Recognizing that democracy does not start and end at the ballot box. And the means of production do not start and end at the factory door. The apparatus of democracy - the state - is defined as including the people. “We the people” at the national level, and in the Municipal Systems Act “the political, administration and community”. This is in recognition that the states role of creating and mediating public value is not only about “good institutions”. Similarly, production includes cultural production, informal production, the lending of knowledge, and the sharing of time. We, the people, have a role to play - development is greater than the relationships and patterns of productive forces, and the (often weak and ineffective) mediation thereof of the state. Many of us already “do our bit” - in direct “black tax” and “white guilt charity”. But it goes beyond this - we need active citizenry - “civic Saturdays” (literally, or equivalently), and political leaders who will enable that or at the very least get out of our way. This includes, embarking on acts of social change, as a daily practice - working on your own prejudices, widening your social circles, combatting practices of exclusion in your workplace, and It’s time for us to escape escapism, and become active:
Movement grows from there - my hope is that it will be collectives of movements, autonomous, sparked in places of rebuilding, supported by state stabilisation, and injections of redistributive and multiplicative financial flows.
And, in the end, call no other place home.
Do not politicise sadness. Centralise reflection. As always, we will find that we have “
meer ingemeen” (more in common/more in community)
than we believed.
*I am also not offering an economic analysis of the impacts of the past few days - of those I am sure there will be many. There is no doubt that the impacts are deep, and lasting, and will reach far beyond the affected towns into the national economy as supply chains are hurt, and constraints to growth and investment further triggered.
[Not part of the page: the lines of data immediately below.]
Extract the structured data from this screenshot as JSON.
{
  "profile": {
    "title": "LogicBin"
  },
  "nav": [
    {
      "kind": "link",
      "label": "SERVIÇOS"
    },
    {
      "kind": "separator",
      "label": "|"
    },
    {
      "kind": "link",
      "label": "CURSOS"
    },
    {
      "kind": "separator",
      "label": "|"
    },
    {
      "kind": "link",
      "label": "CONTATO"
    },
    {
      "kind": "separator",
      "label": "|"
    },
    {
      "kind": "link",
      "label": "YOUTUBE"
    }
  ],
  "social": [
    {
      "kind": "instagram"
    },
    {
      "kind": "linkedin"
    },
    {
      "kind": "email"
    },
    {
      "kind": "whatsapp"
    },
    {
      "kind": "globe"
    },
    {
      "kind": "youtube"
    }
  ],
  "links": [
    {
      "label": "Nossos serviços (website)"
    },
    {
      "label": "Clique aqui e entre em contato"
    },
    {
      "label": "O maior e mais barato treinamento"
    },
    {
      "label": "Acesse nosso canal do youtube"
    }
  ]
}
I also believe that recovery and inclusion necessitate investment and growth - but the right kinds of growth - growth in fixing transport systems, fixing our cities, creating new & green energy, inclusive agriculture, etc.